Element data from apps and pages:
◆ ◆ ◆

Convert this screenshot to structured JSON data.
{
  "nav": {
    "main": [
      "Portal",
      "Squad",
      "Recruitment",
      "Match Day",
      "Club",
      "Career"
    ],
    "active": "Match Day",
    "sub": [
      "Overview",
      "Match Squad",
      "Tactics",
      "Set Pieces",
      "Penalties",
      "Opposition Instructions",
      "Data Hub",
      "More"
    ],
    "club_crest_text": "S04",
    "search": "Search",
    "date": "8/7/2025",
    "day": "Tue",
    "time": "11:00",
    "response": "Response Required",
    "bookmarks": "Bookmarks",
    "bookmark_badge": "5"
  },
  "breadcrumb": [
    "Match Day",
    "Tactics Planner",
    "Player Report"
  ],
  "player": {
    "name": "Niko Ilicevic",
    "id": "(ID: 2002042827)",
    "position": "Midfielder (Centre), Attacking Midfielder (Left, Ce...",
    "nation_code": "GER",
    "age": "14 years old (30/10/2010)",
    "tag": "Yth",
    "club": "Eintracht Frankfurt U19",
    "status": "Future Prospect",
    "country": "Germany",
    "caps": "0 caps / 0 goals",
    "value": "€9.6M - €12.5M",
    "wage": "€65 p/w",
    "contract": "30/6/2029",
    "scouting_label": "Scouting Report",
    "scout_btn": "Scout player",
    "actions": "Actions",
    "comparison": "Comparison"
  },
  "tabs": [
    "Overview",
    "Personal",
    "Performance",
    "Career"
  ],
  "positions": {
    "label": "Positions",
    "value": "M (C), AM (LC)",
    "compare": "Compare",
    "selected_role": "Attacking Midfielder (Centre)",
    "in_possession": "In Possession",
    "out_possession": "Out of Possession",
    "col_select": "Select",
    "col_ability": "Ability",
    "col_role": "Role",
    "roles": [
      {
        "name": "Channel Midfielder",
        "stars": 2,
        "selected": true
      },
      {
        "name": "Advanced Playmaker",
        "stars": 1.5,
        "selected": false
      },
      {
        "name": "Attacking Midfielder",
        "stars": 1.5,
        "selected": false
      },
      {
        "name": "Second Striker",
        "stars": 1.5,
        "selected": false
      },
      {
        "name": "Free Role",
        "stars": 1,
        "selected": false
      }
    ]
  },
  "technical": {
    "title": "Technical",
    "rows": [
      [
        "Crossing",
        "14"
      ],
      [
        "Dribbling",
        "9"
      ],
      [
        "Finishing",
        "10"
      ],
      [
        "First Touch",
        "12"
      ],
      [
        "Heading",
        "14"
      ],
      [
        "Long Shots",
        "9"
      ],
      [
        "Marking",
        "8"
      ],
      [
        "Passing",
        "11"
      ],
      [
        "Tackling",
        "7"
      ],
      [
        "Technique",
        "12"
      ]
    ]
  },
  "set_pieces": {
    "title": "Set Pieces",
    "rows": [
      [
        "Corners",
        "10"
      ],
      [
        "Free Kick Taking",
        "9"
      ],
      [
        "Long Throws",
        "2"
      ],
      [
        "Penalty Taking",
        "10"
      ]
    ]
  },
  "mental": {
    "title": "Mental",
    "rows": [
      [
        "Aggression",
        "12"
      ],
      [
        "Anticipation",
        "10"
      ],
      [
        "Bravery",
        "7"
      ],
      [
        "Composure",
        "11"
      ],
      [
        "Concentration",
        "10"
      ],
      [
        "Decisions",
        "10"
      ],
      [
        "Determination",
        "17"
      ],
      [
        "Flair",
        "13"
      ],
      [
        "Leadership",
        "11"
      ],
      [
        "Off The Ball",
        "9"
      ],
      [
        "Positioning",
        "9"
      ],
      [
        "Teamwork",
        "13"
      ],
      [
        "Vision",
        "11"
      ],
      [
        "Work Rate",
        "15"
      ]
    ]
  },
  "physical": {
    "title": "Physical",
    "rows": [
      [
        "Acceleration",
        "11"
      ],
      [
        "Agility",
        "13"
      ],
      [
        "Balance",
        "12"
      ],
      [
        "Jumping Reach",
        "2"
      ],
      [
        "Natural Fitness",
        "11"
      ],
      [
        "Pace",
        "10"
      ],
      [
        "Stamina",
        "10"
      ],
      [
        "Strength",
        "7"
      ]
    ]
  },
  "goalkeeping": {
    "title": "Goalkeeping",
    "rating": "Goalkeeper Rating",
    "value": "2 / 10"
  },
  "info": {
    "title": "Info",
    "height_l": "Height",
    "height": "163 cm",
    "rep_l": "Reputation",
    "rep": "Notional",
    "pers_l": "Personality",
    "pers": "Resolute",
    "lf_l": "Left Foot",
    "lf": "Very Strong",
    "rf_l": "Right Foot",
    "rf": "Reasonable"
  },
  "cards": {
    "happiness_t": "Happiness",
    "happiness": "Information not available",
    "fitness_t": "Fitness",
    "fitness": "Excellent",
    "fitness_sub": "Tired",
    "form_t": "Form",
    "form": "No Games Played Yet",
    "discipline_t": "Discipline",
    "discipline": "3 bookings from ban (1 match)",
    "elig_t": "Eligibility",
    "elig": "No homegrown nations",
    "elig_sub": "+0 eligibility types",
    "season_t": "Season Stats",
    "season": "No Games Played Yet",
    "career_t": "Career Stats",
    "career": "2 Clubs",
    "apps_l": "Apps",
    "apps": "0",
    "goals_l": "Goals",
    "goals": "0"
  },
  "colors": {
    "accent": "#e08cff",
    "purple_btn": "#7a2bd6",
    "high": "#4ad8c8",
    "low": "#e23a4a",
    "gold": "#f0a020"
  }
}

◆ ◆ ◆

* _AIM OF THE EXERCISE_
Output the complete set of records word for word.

* _ANSWER AREA_
Convert this screenshot to structured JSON data.
{
  "nav": {
    "main": [
      "Portal",
      "Squad",
      "Recruitment",
      "Match Day",
      "Club",
      "Career"
    ],
    "active": "Match Day",
    "sub": [
      "Overview",
      "Match Squad",
      "Tactics",
      "Set Pieces",
      "Penalties",
      "Opposition Instructions",
      "Data Hub",
      "More"
    ],
    "club_crest_text": "S04",
    "search": "Search",
    "date": "8/7/2025",
    "day": "Tue",
    "time": "11:00",
    "response": "Response Required",
    "bookmarks": "Bookmarks",
    "bookmark_badge": "5"
  },
  "breadcrumb": [
    "Match Day",
    "Tactics Planner",
    "Player Report"
  ],
  "player": {
    "name": "Niko Ilicevic",
    "id": "(ID: 2002042827)",
    "position": "Midfielder (Centre), Attacking Midfielder (Left, Ce...",
    "nation_code": "GER",
    "age": "14 years old (30/10/2010)",
    "tag": "Yth",
    "club": "Eintracht Frankfurt U19",
    "status": "Future Prospect",
    "country": "Germany",
    "caps": "0 caps / 0 goals",
    "value": "€9.6M - €12.5M",
    "wage": "€65 p/w",
    "contract": "30/6/2029",
    "scouting_label": "Scouting Report",
    "scout_btn": "Scout player",
    "actions": "Actions",
    "comparison": "Comparison"
  },
  "tabs": [
    "Overview",
    "Personal",
    "Performance",
    "Career"
  ],
  "positions": {
    "label": "Positions",
    "value": "M (C), AM (LC)",
    "compare": "Compare",
    "selected_role": "Attacking Midfielder (Centre)",
    "in_possession": "In Possession",
    "out_possession": "Out of Possession",
    "col_select": "Select",
    "col_ability": "Ability",
    "col_role": "Role",
    "roles": [
      {
        "name": "Channel Midfielder",
        "stars": 2,
        "selected": true
      },
      {
        "name": "Advanced Playmaker",
        "stars": 1.5,
        "selected": false
      },
      {
        "name": "Attacking Midfielder",
        "stars": 1.5,
        "selected": false
      },
      {
        "name": "Second Striker",
        "stars": 1.5,
        "selected": false
      },
      {
        "name": "Free Role",
        "stars": 1,
        "selected": false
      }
    ]
  },
  "technical": {
    "title": "Technical",
    "rows": [
      [
        "Crossing",
        "14"
      ],
      [
        "Dribbling",
        "9"
      ],
      [
        "Finishing",
        "10"
      ],
      [
        "First Touch",
        "12"
      ],
      [
        "Heading",
        "14"
      ],
      [
        "Long Shots",
        "9"
      ],
      [
        "Marking",
        "8"
      ],
      [
        "Passing",
        "11"
      ],
      [
        "Tackling",
        "7"
      ],
      [
        "Technique",
        "12"
      ]
    ]
  },
  "set_pieces": {
    "title": "Set Pieces",
    "rows": [
      [
        "Corners",
        "10"
      ],
      [
        "Free Kick Taking",
        "9"
      ],
      [
        "Long Throws",
        "2"
      ],
      [
        "Penalty Taking",
        "10"
      ]
    ]
  },
  "mental": {
    "title": "Mental",
    "rows": [
      [
        "Aggression",
        "12"
      ],
      [
        "Anticipation",
        "10"
      ],
      [
        "Bravery",
        "7"
      ],
      [
        "Composure",
        "11"
      ],
      [
        "Concentration",
        "10"
      ],
      [
        "Decisions",
        "10"
      ],
      [
        "Determination",
        "17"
      ],
      [
        "Flair",
        "13"
      ],
      [
        "Leadership",
        "11"
      ],
      [
        "Off The Ball",
        "9"
      ],
      [
        "Positioning",
        "9"
      ],
      [
        "Teamwork",
        "13"
      ],
      [
        "Vision",
        "11"
      ],
      [
        "Work Rate",
        "15"
      ]
    ]
  },
  "physical": {
    "title": "Physical",
    "rows": [
      [
        "Acceleration",
        "11"
      ],
      [
        "Agility",
        "13"
      ],
      [
        "Balance",
        "12"
      ],
      [
        "Jumping Reach",
        "2"
      ],
      [
        "Natural Fitness",
        "11"
      ],
      [
        "Pace",
        "10"
      ],
      [
        "Stamina",
        "10"
      ],
      [
        "Strength",
        "7"
      ]
    ]
  },
  "goalkeeping": {
    "title": "Goalkeeping",
    "rating": "Goalkeeper Rating",
    "value": "2 / 10"
  },
  "info": {
    "title": "Info",
    "height_l": "Height",
    "height": "163 cm",
    "rep_l": "Reputation",
    "rep": "Notional",
    "pers_l": "Personality",
    "pers": "Resolute",
    "lf_l": "Left Foot",
    "lf": "Very Strong",
    "rf_l": "Right Foot",
    "rf": "Reasonable"
  },
  "cards": {
    "happiness_t": "Happiness",
    "happiness": "Information not available",
    "fitness_t": "Fitness",
    "fitness": "Excellent",
    "fitness_sub": "Tired",
    "form_t": "Form",
    "form": "No Games Played Yet",
    "discipline_t": "Discipline",
    "discipline": "3 bookings from ban (1 match)",
    "elig_t": "Eligibility",
    "elig": "No homegrown nations",
    "elig_sub": "+0 eligibility types",
    "season_t": "Season Stats",
    "season": "No Games Played Yet",
    "career_t": "Career Stats",
    "career": "2 Clubs",
    "apps_l": "Apps",
    "apps": "0",
    "goals_l": "Goals",
    "goals": "0"
  },
  "colors": {
    "accent": "#e08cff",
    "purple_btn": "#7a2bd6",
    "high": "#4ad8c8",
    "low": "#e23a4a",
    "gold": "#f0a020"
  }
}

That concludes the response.